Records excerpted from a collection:
"""
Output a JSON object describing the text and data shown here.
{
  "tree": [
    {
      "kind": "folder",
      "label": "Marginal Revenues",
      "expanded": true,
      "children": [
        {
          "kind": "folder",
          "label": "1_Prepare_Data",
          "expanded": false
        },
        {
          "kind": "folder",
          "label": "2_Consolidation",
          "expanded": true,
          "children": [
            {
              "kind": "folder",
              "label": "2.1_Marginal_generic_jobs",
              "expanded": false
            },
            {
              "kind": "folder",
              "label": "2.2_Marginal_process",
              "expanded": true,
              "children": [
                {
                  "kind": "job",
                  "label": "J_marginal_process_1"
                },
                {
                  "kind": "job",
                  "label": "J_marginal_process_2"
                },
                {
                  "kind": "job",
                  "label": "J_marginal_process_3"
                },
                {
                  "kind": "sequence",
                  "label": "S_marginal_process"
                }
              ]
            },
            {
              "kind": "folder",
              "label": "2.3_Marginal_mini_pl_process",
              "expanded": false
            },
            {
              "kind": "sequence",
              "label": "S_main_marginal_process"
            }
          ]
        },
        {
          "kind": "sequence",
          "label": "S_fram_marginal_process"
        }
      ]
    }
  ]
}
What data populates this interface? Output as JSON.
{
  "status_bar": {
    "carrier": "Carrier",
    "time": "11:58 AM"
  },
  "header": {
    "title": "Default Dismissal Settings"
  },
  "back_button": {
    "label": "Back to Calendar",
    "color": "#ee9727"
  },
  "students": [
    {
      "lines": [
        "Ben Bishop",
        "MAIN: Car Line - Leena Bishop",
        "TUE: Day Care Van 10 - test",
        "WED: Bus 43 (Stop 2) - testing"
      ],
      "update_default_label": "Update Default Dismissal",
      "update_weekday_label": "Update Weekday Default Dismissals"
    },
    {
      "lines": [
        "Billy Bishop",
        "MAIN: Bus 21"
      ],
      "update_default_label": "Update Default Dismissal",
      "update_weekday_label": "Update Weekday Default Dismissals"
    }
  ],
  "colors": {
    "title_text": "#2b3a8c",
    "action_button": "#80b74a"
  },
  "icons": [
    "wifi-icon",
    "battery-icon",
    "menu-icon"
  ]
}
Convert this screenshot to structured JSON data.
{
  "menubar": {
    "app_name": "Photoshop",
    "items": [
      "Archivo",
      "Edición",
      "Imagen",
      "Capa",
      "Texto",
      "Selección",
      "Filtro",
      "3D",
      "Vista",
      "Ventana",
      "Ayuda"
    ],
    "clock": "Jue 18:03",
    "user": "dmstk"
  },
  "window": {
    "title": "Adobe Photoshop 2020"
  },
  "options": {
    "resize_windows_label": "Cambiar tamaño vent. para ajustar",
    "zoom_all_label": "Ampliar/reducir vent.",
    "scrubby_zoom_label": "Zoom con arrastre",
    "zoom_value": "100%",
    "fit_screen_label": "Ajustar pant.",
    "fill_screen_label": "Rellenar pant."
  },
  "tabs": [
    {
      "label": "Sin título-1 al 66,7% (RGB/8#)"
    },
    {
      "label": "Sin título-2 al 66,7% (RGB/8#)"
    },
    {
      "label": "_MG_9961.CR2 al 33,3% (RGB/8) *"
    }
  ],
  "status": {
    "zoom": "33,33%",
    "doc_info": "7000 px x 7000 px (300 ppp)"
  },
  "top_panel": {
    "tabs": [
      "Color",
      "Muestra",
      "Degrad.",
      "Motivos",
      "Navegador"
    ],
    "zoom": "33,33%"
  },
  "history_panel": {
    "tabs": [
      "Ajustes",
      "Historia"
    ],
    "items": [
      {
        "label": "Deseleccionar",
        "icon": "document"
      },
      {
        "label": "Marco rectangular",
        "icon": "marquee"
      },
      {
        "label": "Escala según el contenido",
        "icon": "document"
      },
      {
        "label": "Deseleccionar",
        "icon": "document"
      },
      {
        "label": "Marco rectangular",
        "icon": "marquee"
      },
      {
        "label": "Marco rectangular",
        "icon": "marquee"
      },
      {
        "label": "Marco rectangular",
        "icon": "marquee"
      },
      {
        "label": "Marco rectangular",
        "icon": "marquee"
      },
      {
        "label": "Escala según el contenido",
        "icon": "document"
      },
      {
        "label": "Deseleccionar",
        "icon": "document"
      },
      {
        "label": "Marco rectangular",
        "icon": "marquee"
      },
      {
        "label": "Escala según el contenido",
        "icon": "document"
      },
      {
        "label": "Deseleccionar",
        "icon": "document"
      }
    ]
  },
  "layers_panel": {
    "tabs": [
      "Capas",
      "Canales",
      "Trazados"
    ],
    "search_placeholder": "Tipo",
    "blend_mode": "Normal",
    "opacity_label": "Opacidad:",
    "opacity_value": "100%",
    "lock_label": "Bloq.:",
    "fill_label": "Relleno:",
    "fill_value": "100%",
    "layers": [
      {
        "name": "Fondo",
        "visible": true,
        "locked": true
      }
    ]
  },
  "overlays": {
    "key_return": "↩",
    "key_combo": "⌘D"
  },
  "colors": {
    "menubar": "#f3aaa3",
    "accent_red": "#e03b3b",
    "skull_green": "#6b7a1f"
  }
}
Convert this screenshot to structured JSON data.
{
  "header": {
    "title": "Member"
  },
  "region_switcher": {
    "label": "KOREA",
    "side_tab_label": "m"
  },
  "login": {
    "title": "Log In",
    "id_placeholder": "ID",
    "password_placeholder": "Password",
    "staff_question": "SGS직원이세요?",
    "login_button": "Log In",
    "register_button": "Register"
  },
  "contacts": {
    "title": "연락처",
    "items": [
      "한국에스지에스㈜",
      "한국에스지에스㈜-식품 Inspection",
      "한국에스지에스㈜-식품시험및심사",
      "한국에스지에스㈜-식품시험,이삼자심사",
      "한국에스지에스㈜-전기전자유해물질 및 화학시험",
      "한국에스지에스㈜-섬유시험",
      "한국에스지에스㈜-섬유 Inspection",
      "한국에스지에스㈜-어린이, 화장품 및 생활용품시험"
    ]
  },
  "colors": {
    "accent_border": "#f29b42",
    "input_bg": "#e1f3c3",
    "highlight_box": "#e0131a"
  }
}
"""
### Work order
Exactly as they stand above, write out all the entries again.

### Solved problem
Output a JSON object describing the text and data shown here.
{
  "tree": [
    {
      "kind": "folder",
      "label": "Marginal Revenues",
      "expanded": true,
      "children": [
        {
          "kind": "folder",
          "label": "1_Prepare_Data",
          "expanded": false
        },
        {
          "kind": "folder",
          "label": "2_Consolidation",
          "expanded": true,
          "children": [
            {
              "kind": "folder",
              "label": "2.1_Marginal_generic_jobs",
              "expanded": false
            },
            {
              "kind": "folder",
              "label": "2.2_Marginal_process",
              "expanded": true,
              "children": [
                {
                  "kind": "job",
                  "label": "J_marginal_process_1"
                },
                {
                  "kind": "job",
                  "label": "J_marginal_process_2"
                },
                {
                  "kind": "job",
                  "label": "J_marginal_process_3"
                },
                {
                  "kind": "sequence",
                  "label": "S_marginal_process"
                }
              ]
            },
            {
              "kind": "folder",
              "label": "2.3_Marginal_mini_pl_process",
              "expanded": false
            },
            {
              "kind": "sequence",
              "label": "S_main_marginal_process"
            }
          ]
        },
        {
          "kind": "sequence",
          "label": "S_fram_marginal_process"
        }
      ]
    }
  ]
}
What data populates this interface? Output as JSON.
{
  "status_bar": {
    "carrier": "Carrier",
    "time": "11:58 AM"
  },
  "header": {
    "title": "Default Dismissal Settings"
  },
  "back_button": {
    "label": "Back to Calendar",
    "color": "#ee9727"
  },
  "students": [
    {
      "lines": [
        "Ben Bishop",
        "MAIN: Car Line - Leena Bishop",
        "TUE: Day Care Van 10 - test",
        "WED: Bus 43 (Stop 2) - testing"
      ],
      "update_default_label": "Update Default Dismissal",
      "update_weekday_label": "Update Weekday Default Dismissals"
    },
    {
      "lines": [
        "Billy Bishop",
        "MAIN: Bus 21"
      ],
      "update_default_label": "Update Default Dismissal",
      "update_weekday_label": "Update Weekday Default Dismissals"
    }
  ],
  "colors": {
    "title_text": "#2b3a8c",
    "action_button": "#80b74a"
  },
  "icons": [
    "wifi-icon",
    "battery-icon",
    "menu-icon"
  ]
}
Convert this screenshot to structured JSON data.
{
  "menubar": {
    "app_name": "Photoshop",
    "items": [
      "Archivo",
      "Edición",
      "Imagen",
      "Capa",
      "Texto",
      "Selección",
      "Filtro",
      "3D",
      "Vista",
      "Ventana",
      "Ayuda"
    ],
    "clock": "Jue 18:03",
    "user": "dmstk"
  },
  "window": {
    "title": "Adobe Photoshop 2020"
  },
  "options": {
    "resize_windows_label": "Cambiar tamaño vent. para ajustar",
    "zoom_all_label": "Ampliar/reducir vent.",
    "scrubby_zoom_label": "Zoom con arrastre",
    "zoom_value": "100%",
    "fit_screen_label": "Ajustar pant.",
    "fill_screen_label": "Rellenar pant."
  },
  "tabs": [
    {
      "label": "Sin título-1 al 66,7% (RGB/8#)"
    },
    {
      "label": "Sin título-2 al 66,7% (RGB/8#)"
    },
    {
      "label": "_MG_9961.CR2 al 33,3% (RGB/8) *"
    }
  ],
  "status": {
    "zoom": "33,33%",
    "doc_info": "7000 px x 7000 px (300 ppp)"
  },
  "top_panel": {
    "tabs": [
      "Color",
      "Muestra",
      "Degrad.",
      "Motivos",
      "Navegador"
    ],
    "zoom": "33,33%"
  },
  "history_panel": {
    "tabs": [
      "Ajustes",
      "Historia"
    ],
    "items": [
      {
        "label": "Deseleccionar",
        "icon": "document"
      },
      {
        "label": "Marco rectangular",
        "icon": "marquee"
      },
      {
        "label": "Escala según el contenido",
        "icon": "document"
      },
      {
        "label": "Deseleccionar",
        "icon": "document"
      },
      {
        "label": "Marco rectangular",
        "icon": "marquee"
      },
      {
        "label": "Marco rectangular",
        "icon": "marquee"
      },
      {
        "label": "Marco rectangular",
        "icon": "marquee"
      },
      {
        "label": "Marco rectangular",
        "icon": "marquee"
      },
      {
        "label": "Escala según el contenido",
        "icon": "document"
      },
      {
        "label": "Deseleccionar",
        "icon": "document"
      },
      {
        "label": "Marco rectangular",
        "icon": "marquee"
      },
      {
        "label": "Escala según el contenido",
        "icon": "document"
      },
      {
        "label": "Deseleccionar",
        "icon": "document"
      }
    ]
  },
  "layers_panel": {
    "tabs": [
      "Capas",
      "Canales",
      "Trazados"
    ],
    "search_placeholder": "Tipo",
    "blend_mode": "Normal",
    "opacity_label": "Opacidad:",
    "opacity_value": "100%",
    "lock_label": "Bloq.:",
    "fill_label": "Relleno:",
    "fill_value": "100%",
    "layers": [
      {
        "name": "Fondo",
        "visible": true,
        "locked": true
      }
    ]
  },
  "overlays": {
    "key_return": "↩",
    "key_combo": "⌘D"
  },
  "colors": {
    "menubar": "#f3aaa3",
    "accent_red": "#e03b3b",
    "skull_green": "#6b7a1f"
  }
}
Convert this screenshot to structured JSON data.
{
  "header": {
    "title": "Member"
  },
  "region_switcher": {
    "label": "KOREA",
    "side_tab_label": "m"
  },
  "login": {
    "title": "Log In",
    "id_placeholder": "ID",
    "password_placeholder": "Password",
    "staff_question": "SGS직원이세요?",
    "login_button": "Log In",
    "register_button": "Register"
  },
  "contacts": {
    "title": "연락처",
    "items": [
      "한국에스지에스㈜",
      "한국에스지에스㈜-식품 Inspection",
      "한국에스지에스㈜-식품시험및심사",
      "한국에스지에스㈜-식품시험,이삼자심사",
      "한국에스지에스㈜-전기전자유해물질 및 화학시험",
      "한국에스지에스㈜-섬유시험",
      "한국에스지에스㈜-섬유 Inspection",
      "한국에스지에스㈜-어린이, 화장품 및 생활용품시험"
    ]
  },
  "colors": {
    "accent_border": "#f29b42",
    "input_bg": "#e1f3c3",
    "highlight_box": "#e0131a"
  }
}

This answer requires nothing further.